_What to work on_:
Nothing may be added, dropped, or altered; restate the listing word for word.

++++++++++

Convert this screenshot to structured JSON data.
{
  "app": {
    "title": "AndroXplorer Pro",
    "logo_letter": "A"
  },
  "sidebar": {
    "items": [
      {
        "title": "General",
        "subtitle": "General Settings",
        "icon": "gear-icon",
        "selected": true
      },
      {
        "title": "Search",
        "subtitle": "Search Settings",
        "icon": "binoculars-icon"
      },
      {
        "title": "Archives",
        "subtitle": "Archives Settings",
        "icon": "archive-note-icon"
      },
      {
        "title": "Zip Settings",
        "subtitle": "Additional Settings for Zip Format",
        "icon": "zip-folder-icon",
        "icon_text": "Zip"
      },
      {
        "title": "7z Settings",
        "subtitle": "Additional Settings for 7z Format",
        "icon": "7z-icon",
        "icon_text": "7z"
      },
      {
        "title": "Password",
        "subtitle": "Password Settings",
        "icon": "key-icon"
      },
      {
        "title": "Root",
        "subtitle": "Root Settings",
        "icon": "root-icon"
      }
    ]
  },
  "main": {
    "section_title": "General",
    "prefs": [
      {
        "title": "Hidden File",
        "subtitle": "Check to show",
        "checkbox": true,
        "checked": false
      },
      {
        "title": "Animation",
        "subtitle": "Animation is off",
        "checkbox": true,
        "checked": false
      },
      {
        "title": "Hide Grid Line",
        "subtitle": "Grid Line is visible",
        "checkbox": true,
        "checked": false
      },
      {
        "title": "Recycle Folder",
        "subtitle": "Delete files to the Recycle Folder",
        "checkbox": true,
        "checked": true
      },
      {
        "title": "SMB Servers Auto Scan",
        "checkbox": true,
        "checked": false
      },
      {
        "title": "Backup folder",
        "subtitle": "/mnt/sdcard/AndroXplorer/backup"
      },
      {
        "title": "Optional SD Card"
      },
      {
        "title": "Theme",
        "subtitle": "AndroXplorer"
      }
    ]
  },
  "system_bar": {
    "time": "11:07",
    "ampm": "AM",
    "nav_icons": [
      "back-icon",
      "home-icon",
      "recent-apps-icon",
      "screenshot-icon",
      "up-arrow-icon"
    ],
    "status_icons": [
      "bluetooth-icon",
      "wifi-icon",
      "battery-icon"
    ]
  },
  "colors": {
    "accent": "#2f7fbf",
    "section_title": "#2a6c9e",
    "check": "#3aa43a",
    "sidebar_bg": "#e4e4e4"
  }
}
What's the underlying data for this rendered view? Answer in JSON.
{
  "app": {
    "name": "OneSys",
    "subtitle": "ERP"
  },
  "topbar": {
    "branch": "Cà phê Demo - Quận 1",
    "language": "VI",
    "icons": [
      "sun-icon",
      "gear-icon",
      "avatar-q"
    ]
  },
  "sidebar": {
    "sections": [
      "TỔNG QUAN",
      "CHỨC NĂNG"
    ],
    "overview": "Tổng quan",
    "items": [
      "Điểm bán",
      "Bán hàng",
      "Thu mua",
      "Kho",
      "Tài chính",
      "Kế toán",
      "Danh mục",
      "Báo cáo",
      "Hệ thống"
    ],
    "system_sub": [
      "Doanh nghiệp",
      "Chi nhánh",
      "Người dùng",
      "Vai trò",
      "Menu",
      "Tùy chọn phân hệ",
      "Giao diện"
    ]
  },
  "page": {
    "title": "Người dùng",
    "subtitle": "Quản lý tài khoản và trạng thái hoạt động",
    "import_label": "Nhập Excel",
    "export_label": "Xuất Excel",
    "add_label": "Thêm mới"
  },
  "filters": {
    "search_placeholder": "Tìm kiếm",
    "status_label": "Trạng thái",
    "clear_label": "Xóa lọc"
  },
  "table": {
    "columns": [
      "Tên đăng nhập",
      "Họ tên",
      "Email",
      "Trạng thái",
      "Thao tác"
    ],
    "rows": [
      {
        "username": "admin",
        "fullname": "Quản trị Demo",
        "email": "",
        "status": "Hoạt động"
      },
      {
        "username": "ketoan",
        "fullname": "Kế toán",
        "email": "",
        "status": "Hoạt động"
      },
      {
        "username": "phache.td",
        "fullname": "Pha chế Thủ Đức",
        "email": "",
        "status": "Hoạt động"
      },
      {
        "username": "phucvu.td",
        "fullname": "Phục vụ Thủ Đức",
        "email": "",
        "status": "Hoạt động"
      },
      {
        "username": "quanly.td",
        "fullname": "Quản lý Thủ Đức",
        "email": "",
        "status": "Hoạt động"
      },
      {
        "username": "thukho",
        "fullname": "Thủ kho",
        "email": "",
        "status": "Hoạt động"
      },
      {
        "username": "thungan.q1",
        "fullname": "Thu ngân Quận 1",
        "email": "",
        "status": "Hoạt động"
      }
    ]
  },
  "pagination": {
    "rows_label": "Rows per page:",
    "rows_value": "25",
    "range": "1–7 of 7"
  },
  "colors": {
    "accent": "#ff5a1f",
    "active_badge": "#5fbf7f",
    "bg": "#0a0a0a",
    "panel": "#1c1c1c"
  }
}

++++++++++

_Response to this task_:
Convert this screenshot to structured JSON data.
{
  "app": {
    "title": "AndroXplorer Pro",
    "logo_letter": "A"
  },
  "sidebar": {
    "items": [
      {
        "title": "General",
        "subtitle": "General Settings",
        "icon": "gear-icon",
        "selected": true
      },
      {
        "title": "Search",
        "subtitle": "Search Settings",
        "icon": "binoculars-icon"
      },
      {
        "title": "Archives",
        "subtitle": "Archives Settings",
        "icon": "archive-note-icon"
      },
      {
        "title": "Zip Settings",
        "subtitle": "Additional Settings for Zip Format",
        "icon": "zip-folder-icon",
        "icon_text": "Zip"
      },
      {
        "title": "7z Settings",
        "subtitle": "Additional Settings for 7z Format",
        "icon": "7z-icon",
        "icon_text": "7z"
      },
      {
        "title": "Password",
        "subtitle": "Password Settings",
        "icon": "key-icon"
      },
      {
        "title": "Root",
        "subtitle": "Root Settings",
        "icon": "root-icon"
      }
    ]
  },
  "main": {
    "section_title": "General",
    "prefs": [
      {
        "title": "Hidden File",
        "subtitle": "Check to show",
        "checkbox": true,
        "checked": false
      },
      {
        "title": "Animation",
        "subtitle": "Animation is off",
        "checkbox": true,
        "checked": false
      },
      {
        "title": "Hide Grid Line",
        "subtitle": "Grid Line is visible",
        "checkbox": true,
        "checked": false
      },
      {
        "title": "Recycle Folder",
        "subtitle": "Delete files to the Recycle Folder",
        "checkbox": true,
        "checked": true
      },
      {
        "title": "SMB Servers Auto Scan",
        "checkbox": true,
        "checked": false
      },
      {
        "title": "Backup folder",
        "subtitle": "/mnt/sdcard/AndroXplorer/backup"
      },
      {
        "title": "Optional SD Card"
      },
      {
        "title": "Theme",
        "subtitle": "AndroXplorer"
      }
    ]
  },
  "system_bar": {
    "time": "11:07",
    "ampm": "AM",
    "nav_icons": [
      "back-icon",
      "home-icon",
      "recent-apps-icon",
      "screenshot-icon",
      "up-arrow-icon"
    ],
    "status_icons": [
      "bluetooth-icon",
      "wifi-icon",
      "battery-icon"
    ]
  },
  "colors": {
    "accent": "#2f7fbf",
    "section_title": "#2a6c9e",
    "check": "#3aa43a",
    "sidebar_bg": "#e4e4e4"
  }
}
What's the underlying data for this rendered view? Answer in JSON.
{
  "app": {
    "name": "OneSys",
    "subtitle": "ERP"
  },
  "topbar": {
    "branch": "Cà phê Demo - Quận 1",
    "language": "VI",
    "icons": [
      "sun-icon",
      "gear-icon",
      "avatar-q"
    ]
  },
  "sidebar": {
    "sections": [
      "TỔNG QUAN",
      "CHỨC NĂNG"
    ],
    "overview": "Tổng quan",
    "items": [
      "Điểm bán",
      "Bán hàng",
      "Thu mua",
      "Kho",
      "Tài chính",
      "Kế toán",
      "Danh mục",
      "Báo cáo",
      "Hệ thống"
    ],
    "system_sub": [
      "Doanh nghiệp",
      "Chi nhánh",
      "Người dùng",
      "Vai trò",
      "Menu",
      "Tùy chọn phân hệ",
      "Giao diện"
    ]
  },
  "page": {
    "title": "Người dùng",
    "subtitle": "Quản lý tài khoản và trạng thái hoạt động",
    "import_label": "Nhập Excel",
    "export_label": "Xuất Excel",
    "add_label": "Thêm mới"
  },
  "filters": {
    "search_placeholder": "Tìm kiếm",
    "status_label": "Trạng thái",
    "clear_label": "Xóa lọc"
  },
  "table": {
    "columns": [
      "Tên đăng nhập",
      "Họ tên",
      "Email",
      "Trạng thái",
      "Thao tác"
    ],
    "rows": [
      {
        "username": "admin",
        "fullname": "Quản trị Demo",
        "email": "",
        "status": "Hoạt động"
      },
      {
        "username": "ketoan",
        "fullname": "Kế toán",
        "email": "",
        "status": "Hoạt động"
      },
      {
        "username": "phache.td",
        "fullname": "Pha chế Thủ Đức",
        "email": "",
        "status": "Hoạt động"
      },
      {
        "username": "phucvu.td",
        "fullname": "Phục vụ Thủ Đức",
        "email": "",
        "status": "Hoạt động"
      },
      {
        "username": "quanly.td",
        "fullname": "Quản lý Thủ Đức",
        "email": "",
        "status": "Hoạt động"
      },
      {
        "username": "thukho",
        "fullname": "Thủ kho",
        "email": "",
        "status": "Hoạt động"
      },
      {
        "username": "thungan.q1",
        "fullname": "Thu ngân Quận 1",
        "email": "",
        "status": "Hoạt động"
      }
    ]
  },
  "pagination": {
    "rows_label": "Rows per page:",
    "rows_value": "25",
    "range": "1–7 of 7"
  },
  "colors": {
    "accent": "#ff5a1f",
    "active_badge": "#5fbf7f",
    "bg": "#0a0a0a",
    "panel": "#1c1c1c"
  }
}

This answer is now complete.